Look for people with the right attitude . The shop owner in shop A knows what he is doing is not right. He is just not going to do anything about for one reason or another. So, you first have to make a commitment to to things right yourself and then surround yourself with people that want to do things right. If you start doing things right then, things start goiing right.
The employees you see in the work place will fall off into three basic categories . Quitters, campers and climbers. I know it is not right to put people in categories but, for discussion purposes , let’s make an exception this time. Because, if you are going to become a climber , you need to get some employees to climb with.

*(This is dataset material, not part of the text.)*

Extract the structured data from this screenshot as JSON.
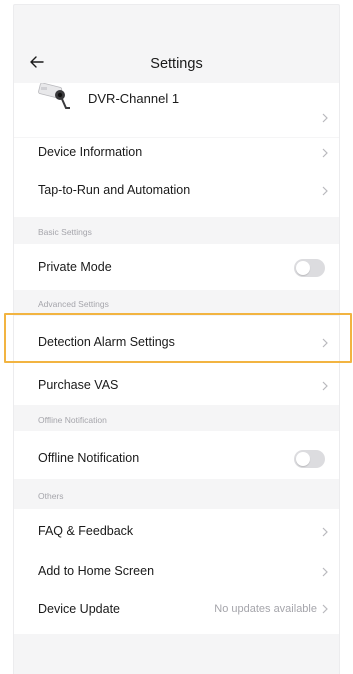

Remember, the most profitable shops do what is right all the time no matter what. Let’s look at the characteristics of quitters , campers and climbers so you will know how to spot them when you see them.
- Quitters do right only if they have to or if it is not too hard and it benefits them. Even then, they will usually find a way to quit . They usually are transient because they can not keep a job. They come in late to work , miss work, they are hard to get along with, not team players, inflexible,and they know it all so, they do not need to or want to learn. They don't want to climb with you. They don’t even want to camp with you.
- Campers do right if it it is not too hard to do and does not take them out of their comfort zone. They come to work everyday and are rarely late. They are good team players only if you do not ask them to get out of their routine. They are not flexible and are highly resistant to change.They do not want to learn. Campers hate change. They like things just the way they are. They do not like to get out of their comfort zone. They don't want to climb with you. They just want to stay at the camp site.
- Climbers do right every time no matter how hard it is to do.They come to work every day and are never late. They are good team players . They are flexible to change and want to learn. They follow shop policies and procedures. This type of employee is not afraid of heights.They are the climbers.They want to climb with you.
The people you hire do not have to be the smartest kids on the block, but they do need to have a good attitude. Like Zig Ziglar, the greatest motivator that ever lived says “Your attitude, not your aptitude, will determine your altitude ". You will need some good climbers on your team if you are going to reach the top of the mountain together.
I would like to wish everyone a Happy New Year and issue a challenge to you to all. Make your New Years resolution this year to have a good attitude no matter what. Take it into the shop with you every day next year and see what happens. Who knows, maybe your customers will start having a better attitude too.